Dataset rows describing interfaces:
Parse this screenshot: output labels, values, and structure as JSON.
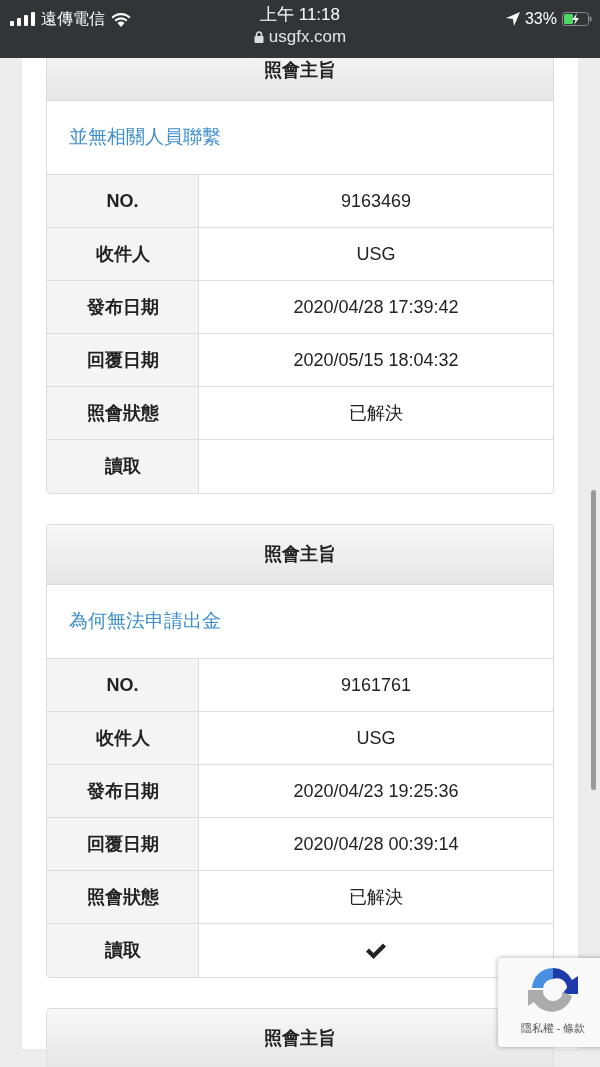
{
  "status_bar": {
    "carrier": "遠傳電信",
    "time": "上午 11:18",
    "url": "usgfx.com",
    "battery": "33%"
  },
  "cards": [
    {
      "header": "照會主旨",
      "subject": "並無相關人員聯繫",
      "rows": [
        {
          "label": "NO.",
          "value": "9163469"
        },
        {
          "label": "收件人",
          "value": "USG"
        },
        {
          "label": "發布日期",
          "value": "2020/04/28 17:39:42"
        },
        {
          "label": "回覆日期",
          "value": "2020/05/15 18:04:32"
        },
        {
          "label": "照會狀態",
          "value": "已解決"
        }
      ],
      "read": {
        "label": "讀取",
        "checked": false
      }
    },
    {
      "header": "照會主旨",
      "subject": "為何無法申請出金",
      "rows": [
        {
          "label": "NO.",
          "value": "9161761"
        },
        {
          "label": "收件人",
          "value": "USG"
        },
        {
          "label": "發布日期",
          "value": "2020/04/23 19:25:36"
        },
        {
          "label": "回覆日期",
          "value": "2020/04/28 00:39:14"
        },
        {
          "label": "照會狀態",
          "value": "已解決"
        }
      ],
      "read": {
        "label": "讀取",
        "checked": true
      }
    },
    {
      "header": "照會主旨"
    }
  ],
  "recaptcha": {
    "links": "隱私權 - 條款"
  }
}
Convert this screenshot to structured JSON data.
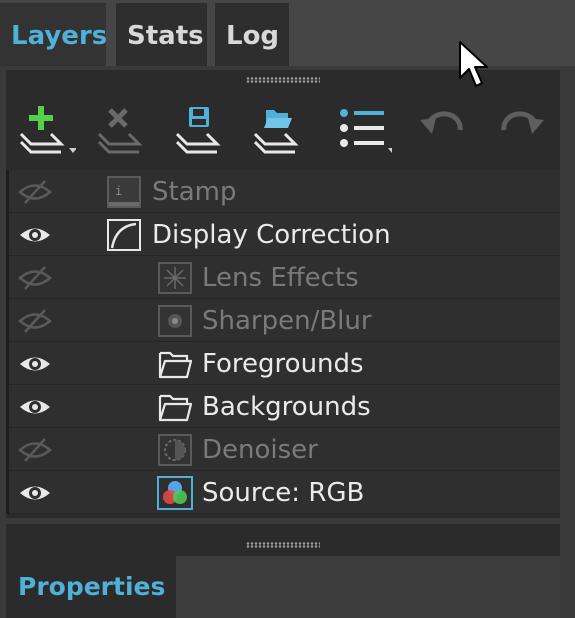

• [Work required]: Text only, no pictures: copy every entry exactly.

• [Response for this exercise]:
Parse this screenshot: output labels, values, and structure as JSON.
{
  "status_bar": {
    "carrier": "遠傳電信",
    "time": "上午 11:18",
    "url": "usgfx.com",
    "battery": "33%"
  },
  "cards": [
    {
      "header": "照會主旨",
      "subject": "並無相關人員聯繫",
      "rows": [
        {
          "label": "NO.",
          "value": "9163469"
        },
        {
          "label": "收件人",
          "value": "USG"
        },
        {
          "label": "發布日期",
          "value": "2020/04/28 17:39:42"
        },
        {
          "label": "回覆日期",
          "value": "2020/05/15 18:04:32"
        },
        {
          "label": "照會狀態",
          "value": "已解決"
        }
      ],
      "read": {
        "label": "讀取",
        "checked": false
      }
    },
    {
      "header": "照會主旨",
      "subject": "為何無法申請出金",
      "rows": [
        {
          "label": "NO.",
          "value": "9161761"
        },
        {
          "label": "收件人",
          "value": "USG"
        },
        {
          "label": "發布日期",
          "value": "2020/04/23 19:25:36"
        },
        {
          "label": "回覆日期",
          "value": "2020/04/28 00:39:14"
        },
        {
          "label": "照會狀態",
          "value": "已解決"
        }
      ],
      "read": {
        "label": "讀取",
        "checked": true
      }
    },
    {
      "header": "照會主旨"
    }
  ],
  "recaptcha": {
    "links": "隱私權 - 條款"
  }
}
Convert this screenshot to structured JSON data.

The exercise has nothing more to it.